### Information shown

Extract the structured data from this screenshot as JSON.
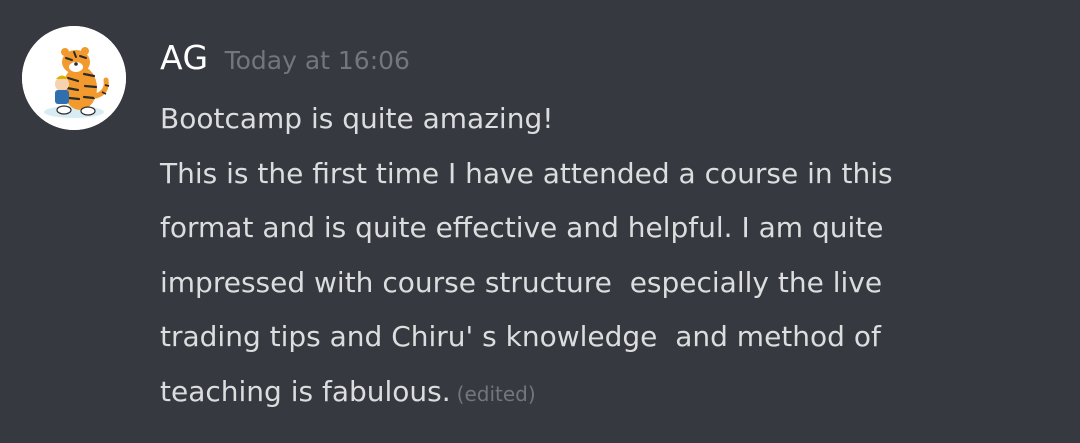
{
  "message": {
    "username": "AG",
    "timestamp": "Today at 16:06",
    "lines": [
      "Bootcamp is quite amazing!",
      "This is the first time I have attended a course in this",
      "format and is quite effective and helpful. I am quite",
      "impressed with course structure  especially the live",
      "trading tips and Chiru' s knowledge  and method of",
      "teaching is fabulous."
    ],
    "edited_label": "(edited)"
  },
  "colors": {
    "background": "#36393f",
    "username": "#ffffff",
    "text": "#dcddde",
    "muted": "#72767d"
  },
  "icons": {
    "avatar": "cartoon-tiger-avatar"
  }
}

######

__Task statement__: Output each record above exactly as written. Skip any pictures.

__Result for this task__:
Extract the structured data from this screenshot as JSON.
{
  "message": {
    "username": "AG",
    "timestamp": "Today at 16:06",
    "lines": [
      "Bootcamp is quite amazing!",
      "This is the first time I have attended a course in this",
      "format and is quite effective and helpful. I am quite",
      "impressed with course structure  especially the live",
      "trading tips and Chiru' s knowledge  and method of",
      "teaching is fabulous."
    ],
    "edited_label": "(edited)"
  },
  "colors": {
    "background": "#36393f",
    "username": "#ffffff",
    "text": "#dcddde",
    "muted": "#72767d"
  },
  "icons": {
    "avatar": "cartoon-tiger-avatar"
  }
}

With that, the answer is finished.